He noted that a public hearing with Comey could be particularly contentious, as members of both parties have been critical of the former FBI director's conduct.

Gowdy said the decision on how to handle Comey's testimony will ultimately fall to House Judiciary Committee Chairman Bob GoodlatteRobert (Bob) William GoodlattePress: Trump's final presidential pardon: himself USCIS chief Cuccinelli blames Paul Ryan for immigration inaction Immigrant advocacy groups shouldn't be opposing Trump's raids MORE (R-Va.).

Comey, who was fired by President TrumpDonald John TrumpDemocrat calls on White House to withdraw ambassador to Belarus nominee TikTok collected data from mobile devices to track Android users: report Peterson wins Minnesota House primary in crucial swing district MORE in May 2017, tweeted on Thanksgiving that he received a subpoena from House Republicans to testify.

"I’m still happy to sit in the light and answer all questions.

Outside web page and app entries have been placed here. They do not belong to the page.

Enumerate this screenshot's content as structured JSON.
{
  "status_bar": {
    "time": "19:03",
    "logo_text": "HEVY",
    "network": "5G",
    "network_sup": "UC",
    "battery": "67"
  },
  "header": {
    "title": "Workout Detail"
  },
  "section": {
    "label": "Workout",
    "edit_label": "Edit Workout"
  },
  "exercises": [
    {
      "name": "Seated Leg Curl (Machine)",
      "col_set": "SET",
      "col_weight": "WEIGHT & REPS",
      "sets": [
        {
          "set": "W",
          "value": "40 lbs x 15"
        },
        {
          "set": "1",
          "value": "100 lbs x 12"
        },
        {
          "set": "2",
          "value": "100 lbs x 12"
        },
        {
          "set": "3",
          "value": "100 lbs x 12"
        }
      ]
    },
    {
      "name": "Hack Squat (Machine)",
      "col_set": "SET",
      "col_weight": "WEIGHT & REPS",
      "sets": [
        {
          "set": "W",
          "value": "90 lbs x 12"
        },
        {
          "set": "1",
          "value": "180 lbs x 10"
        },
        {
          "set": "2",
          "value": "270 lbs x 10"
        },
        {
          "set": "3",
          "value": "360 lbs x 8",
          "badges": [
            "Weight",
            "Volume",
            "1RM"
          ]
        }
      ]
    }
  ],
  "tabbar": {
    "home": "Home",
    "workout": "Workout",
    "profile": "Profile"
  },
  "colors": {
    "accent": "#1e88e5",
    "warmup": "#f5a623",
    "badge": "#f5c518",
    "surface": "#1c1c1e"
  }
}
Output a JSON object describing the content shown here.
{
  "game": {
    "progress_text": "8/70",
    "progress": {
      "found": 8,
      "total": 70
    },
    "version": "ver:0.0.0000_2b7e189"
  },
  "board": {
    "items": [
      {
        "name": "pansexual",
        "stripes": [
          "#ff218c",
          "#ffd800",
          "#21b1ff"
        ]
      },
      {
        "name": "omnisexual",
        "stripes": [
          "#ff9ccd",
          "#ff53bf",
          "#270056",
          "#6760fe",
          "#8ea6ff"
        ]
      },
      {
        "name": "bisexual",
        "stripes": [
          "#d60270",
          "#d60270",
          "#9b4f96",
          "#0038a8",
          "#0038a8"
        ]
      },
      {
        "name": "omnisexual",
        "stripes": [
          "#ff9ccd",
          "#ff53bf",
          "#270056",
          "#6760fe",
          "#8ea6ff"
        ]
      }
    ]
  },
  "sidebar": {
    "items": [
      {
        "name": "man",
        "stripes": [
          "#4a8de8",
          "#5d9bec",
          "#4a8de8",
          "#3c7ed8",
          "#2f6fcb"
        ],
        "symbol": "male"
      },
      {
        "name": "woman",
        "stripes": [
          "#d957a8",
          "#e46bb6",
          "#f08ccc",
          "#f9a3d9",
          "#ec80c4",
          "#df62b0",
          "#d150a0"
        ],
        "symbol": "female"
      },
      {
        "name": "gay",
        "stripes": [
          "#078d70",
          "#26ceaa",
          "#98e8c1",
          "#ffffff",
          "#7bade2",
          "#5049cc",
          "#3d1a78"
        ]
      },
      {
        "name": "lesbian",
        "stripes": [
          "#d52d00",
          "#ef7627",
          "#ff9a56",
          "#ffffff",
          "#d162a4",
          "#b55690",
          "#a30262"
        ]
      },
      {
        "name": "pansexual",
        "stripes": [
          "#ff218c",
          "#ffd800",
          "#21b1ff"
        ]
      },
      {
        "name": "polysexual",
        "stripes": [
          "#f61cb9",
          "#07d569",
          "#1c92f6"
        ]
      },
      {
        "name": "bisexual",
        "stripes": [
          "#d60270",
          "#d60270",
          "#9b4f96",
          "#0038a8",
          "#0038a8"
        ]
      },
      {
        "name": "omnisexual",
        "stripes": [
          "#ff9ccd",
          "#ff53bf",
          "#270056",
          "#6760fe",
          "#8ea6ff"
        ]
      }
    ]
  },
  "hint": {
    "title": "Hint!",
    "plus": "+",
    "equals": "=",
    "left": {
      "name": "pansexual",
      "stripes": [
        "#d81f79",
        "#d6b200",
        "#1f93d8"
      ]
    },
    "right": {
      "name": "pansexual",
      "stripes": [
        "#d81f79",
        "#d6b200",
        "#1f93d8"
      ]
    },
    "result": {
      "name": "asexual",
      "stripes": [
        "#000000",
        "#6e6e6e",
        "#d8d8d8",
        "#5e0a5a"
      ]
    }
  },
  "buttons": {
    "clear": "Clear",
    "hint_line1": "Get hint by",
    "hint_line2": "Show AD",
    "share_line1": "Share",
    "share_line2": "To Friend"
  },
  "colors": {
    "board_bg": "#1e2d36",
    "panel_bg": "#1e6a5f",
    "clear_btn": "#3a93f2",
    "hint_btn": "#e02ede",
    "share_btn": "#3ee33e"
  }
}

But I will resist a 'closed door' thing because I’ve seen enough of their selective leaking and distortion," Comey tweeted. "Let’s have a hearing and invite everyone to see."